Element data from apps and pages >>
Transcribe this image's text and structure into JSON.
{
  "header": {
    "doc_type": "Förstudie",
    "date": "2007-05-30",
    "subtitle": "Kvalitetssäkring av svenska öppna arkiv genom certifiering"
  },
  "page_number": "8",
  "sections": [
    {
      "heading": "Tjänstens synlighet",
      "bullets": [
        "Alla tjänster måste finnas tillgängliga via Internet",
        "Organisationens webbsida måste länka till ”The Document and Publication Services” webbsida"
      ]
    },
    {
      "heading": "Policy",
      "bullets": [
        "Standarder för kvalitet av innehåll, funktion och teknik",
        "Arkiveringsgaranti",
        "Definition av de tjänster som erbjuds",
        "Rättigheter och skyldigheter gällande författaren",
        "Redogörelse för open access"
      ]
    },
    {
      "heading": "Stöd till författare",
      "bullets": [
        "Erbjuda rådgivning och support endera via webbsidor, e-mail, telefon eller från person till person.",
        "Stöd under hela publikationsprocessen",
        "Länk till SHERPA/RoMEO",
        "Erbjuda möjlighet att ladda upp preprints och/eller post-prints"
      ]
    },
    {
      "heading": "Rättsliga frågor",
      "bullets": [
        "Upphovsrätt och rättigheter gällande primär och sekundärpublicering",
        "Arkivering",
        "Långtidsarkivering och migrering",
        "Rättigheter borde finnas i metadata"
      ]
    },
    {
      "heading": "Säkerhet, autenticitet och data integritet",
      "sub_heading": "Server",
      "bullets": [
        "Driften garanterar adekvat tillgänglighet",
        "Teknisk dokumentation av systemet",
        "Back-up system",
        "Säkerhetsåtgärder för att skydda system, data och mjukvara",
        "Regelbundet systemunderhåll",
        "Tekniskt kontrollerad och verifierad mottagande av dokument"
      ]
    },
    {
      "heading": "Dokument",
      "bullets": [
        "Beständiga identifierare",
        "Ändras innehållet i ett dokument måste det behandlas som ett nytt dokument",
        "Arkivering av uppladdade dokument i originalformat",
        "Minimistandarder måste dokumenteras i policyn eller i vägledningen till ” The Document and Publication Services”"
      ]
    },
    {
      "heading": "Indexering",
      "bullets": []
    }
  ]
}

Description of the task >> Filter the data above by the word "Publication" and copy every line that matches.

Solution below >>
        "Organisationens webbsida måste länka till ”The Document and Publication Services” webbsida"
        "Minimistandarder måste dokumenteras i policyn eller i vägledningen till ” The Document and Publication Services”"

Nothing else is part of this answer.